He used to work at a clinic in Magnolia. On those days, he spent more time in his car than he did seeing patients.
The system seemed unsustainable.
In 2010, the University of Arkansas for Medical Sciences received a grant from the federal government's Broadband Opportunities Program to start telemedicine programs.
UAMS started with 456 participating sites for telemedicine, and several community health centers also jumped on board, said Alan Faulkner, the director for the university's broadband program.
A telemedicine meeting with a psychiatrist works much the same as an in-person visit. A nurse starts the session and steps out of the room. The client is then left to chat via web camera with the provider.
The computer screen must be at least 20 inches diagonally, and insurance companies have minimum requirements for Internet connectivity, which Faulkner helps sites set up.
Cameras have the capability to zoom in on clients to read facial expressions or see if the client is exhibiting any abnormal behavior.
Mid-South Health Systems in Jonesboro was one of the first clinics in the state to start using telemedicine for behavioral health. Clinicians do not use telemedicine for talk therapy, only for medication management, said Roland Irvin, the system's chief operating officer.

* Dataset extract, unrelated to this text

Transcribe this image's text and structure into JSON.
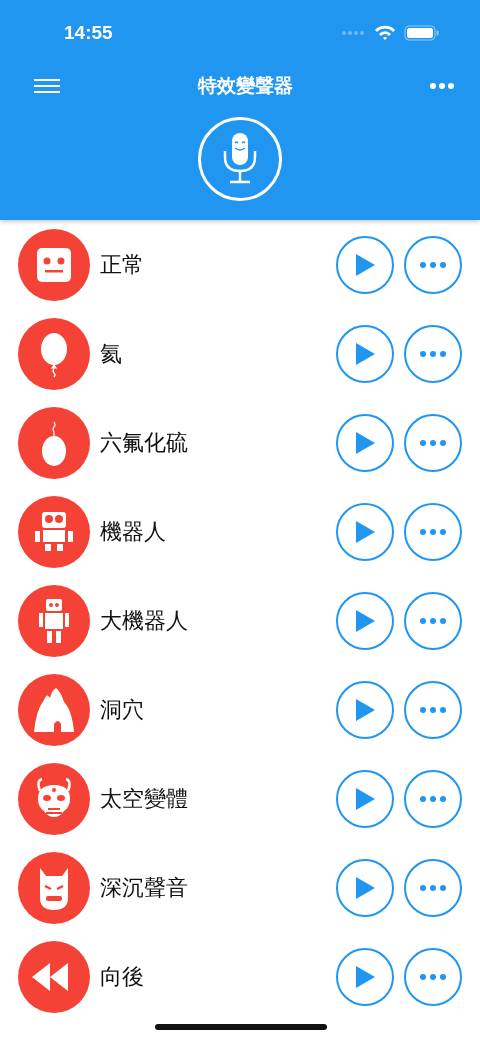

The Jonesboro-based system serves 13 counties and has telemedicine services in Marianna, Brinkley, Forrest City, Wynne, West Memphis, Blytheville, Paragould, Pocahontas and Corning, Irvin said.
Mid-South began telemedicine services 11 years ago when Medicaid began allowing billing for the service. More than half of community health providers' clients use Medicaid.
In Northwest Arkansas, the Ozark Guidance Center started using telemedicine about five years ago, Executive Director Rusti Holwick said.
Like the Jonesboro clinic, Ozark Guidance uses it mostly for primary assessments and medication management, Holwick said.
Both sites also can assess via webcam people who enter the emergency room and are in mental health crises. Whereas previously doctors on call may have had to drive to two or three emergency rooms in a night, they can now potentially see all the clients from their home offices.
This may not work for all patients, something Irvin said his office is working to rectify.
Patients "might have some ideas about what's going on with that television that are not rational," he said. "But most people in a mental health crisis are glad to get to talk to somebody as quickly as possible, even if it means that they're speaking to them over the television."
Kathy Harris, the president of the Southeast Arkansas Behavioral Health Center in Pine Bluff, said her center now uses webcams for doctors to see prisoners, particularly those in the nearby juvenile jail.
This frees officers from having to transport inmates to the center for therapy and shortens the wait for treatment, Harris said.
"Just because they step into a detention facility, they should not lose the access to the care that they needed," she said of prisoners.
Treating mental health issues remotely is growing rapidly.
Holwick said her office is exploring the idea of having a telecourt system in which a judge could speak with an inmate and a psychiatrist to make decisions about cases.
In Pine Bluff, the center started virtually treating several patients in Sheridan just a couple of months ago, Harris said.
UAMS' telemedicine services are expanding beyond the field of behavioral health to encompass dermatology, obstetrics and even treating hand injuries, Faulkner said.
While all of the centers have experienced some resistance from patients, doctors or other partners in implementing telemedicine services, proponents say it is the best solution to the shortage of psychiatrists.
"I think the thing to understand is ... the option is between telemedicine service and receiving no service," Nimmo said.
SundayMonday on 11/26/2017
Print Headline: Centers tap into telemedicine; Program helps get mental health services to more people